Published:  22 September, 2010

The Scottish government's plan to introduce a minimum price per unit alcoholic drinks was defeated at Holyrood today.

This is the second time the minimum price proposal has been defeated in a Scottish Parliamentary vote and shows the lack of political support for the Bill in Scotland.

It still has to go through a third vote before a final decision is reached.

The Scottish Conservatives laid an amendment to remove "indiscriminate blanket minimum pricing" of 45p a unit from the Alcohol Bill ? which was passed by five votes to three by the Health Committee.

But health secretary Nicola Sturgeon vowed to table another amendment to re-introduce minimum pricing at the third stage of the process.

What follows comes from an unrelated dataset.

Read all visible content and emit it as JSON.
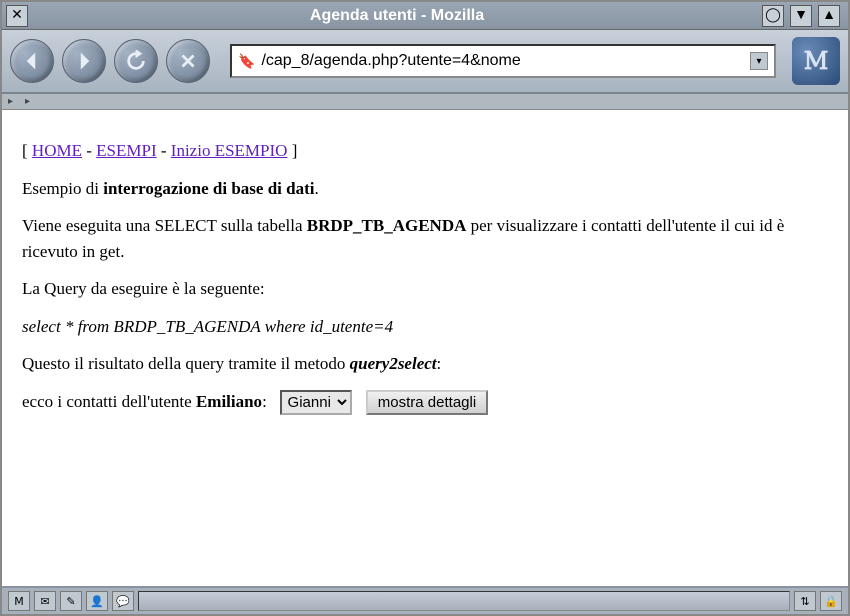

Mary Scanlon, Scottish Conservative Health spokesperson and a member of the Committee, whose amendment was backed by the opposition parties, said: "Today is a step forward in the debate about how to tackle Scotland's drink problem. It is proof there is simply no political support for the SNP's blanket minimum pricing. These plans would penalise responsible drinkers, harm the Scotch whisky industry, cost jobs and is probably illegal."

She described the SNP's move to re-introduce the minimum price at the next legislative stage as "quite simply stubbornness".

Gavin Hewitt, chief executive of the Scotch Whisky Association, said the vote sent the "clearest of signals that it is time to build consensus around alternative, more effective tax-based measures at a UK level to address alcohol misuse".

"Minimum pricing would not address alcohol harm in Scotland but would cause significant damage to Scotch whisky at home and abroad.

Instead Hewitt called for "root and branch reform" of the UK excise duty leading to a ban on alcohol sales below tax.